[Page and application data records]
· · · ·

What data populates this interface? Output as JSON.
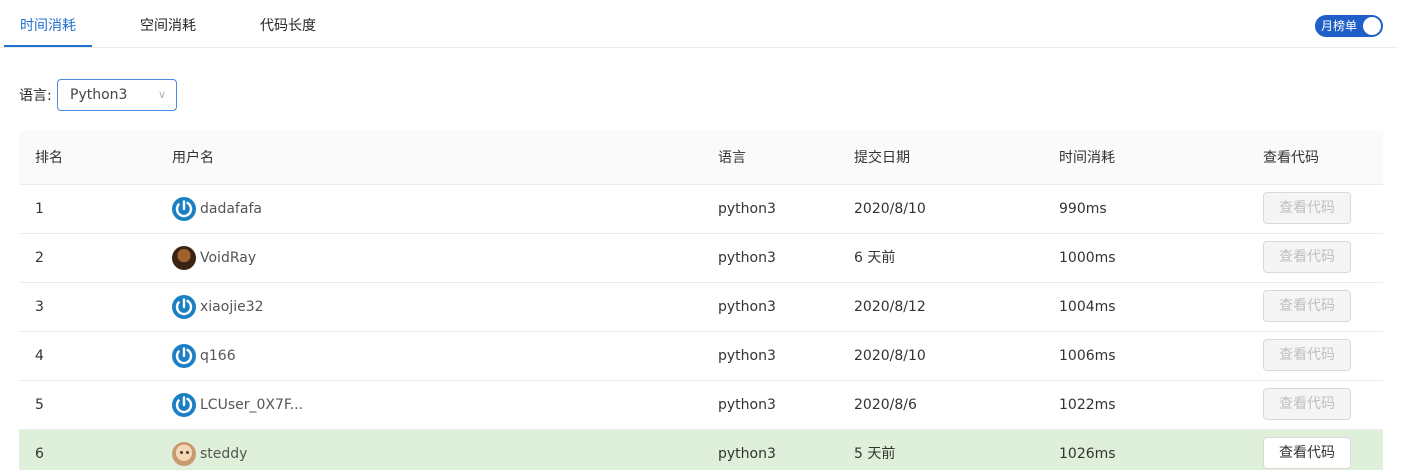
{
  "tabs": [
    {
      "label": "时间消耗"
    },
    {
      "label": "空间消耗"
    },
    {
      "label": "代码长度"
    }
  ],
  "toggle": {
    "label": "月榜单",
    "on": true
  },
  "filter": {
    "label": "语言:",
    "selected": "Python3"
  },
  "table": {
    "headers": [
      "排名",
      "用户名",
      "语言",
      "提交日期",
      "时间消耗",
      "查看代码"
    ],
    "rows": [
      {
        "rank": "1",
        "user": "dadafafa",
        "avatar": "power-icon",
        "lang": "python3",
        "date": "2020/8/10",
        "time": "990ms",
        "button": "查看代码",
        "enabled": false
      },
      {
        "rank": "2",
        "user": "VoidRay",
        "avatar": "photo-avatar",
        "lang": "python3",
        "date": "6 天前",
        "time": "1000ms",
        "button": "查看代码",
        "enabled": false
      },
      {
        "rank": "3",
        "user": "xiaojie32",
        "avatar": "power-icon",
        "lang": "python3",
        "date": "2020/8/12",
        "time": "1004ms",
        "button": "查看代码",
        "enabled": false
      },
      {
        "rank": "4",
        "user": "q166",
        "avatar": "power-icon",
        "lang": "python3",
        "date": "2020/8/10",
        "time": "1006ms",
        "button": "查看代码",
        "enabled": false
      },
      {
        "rank": "5",
        "user": "LCUser_0X7F...",
        "avatar": "power-icon",
        "lang": "python3",
        "date": "2020/8/6",
        "time": "1022ms",
        "button": "查看代码",
        "enabled": false
      },
      {
        "rank": "6",
        "user": "steddy",
        "avatar": "photo-avatar",
        "lang": "python3",
        "date": "5 天前",
        "time": "1026ms",
        "button": "查看代码",
        "enabled": true,
        "highlighted": true
      }
    ]
  },
  "colors": {
    "accent": "#1f6fd1",
    "highlight_row": "#dff0da"
  }
}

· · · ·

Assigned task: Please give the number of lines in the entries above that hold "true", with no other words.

Solution for this task: 3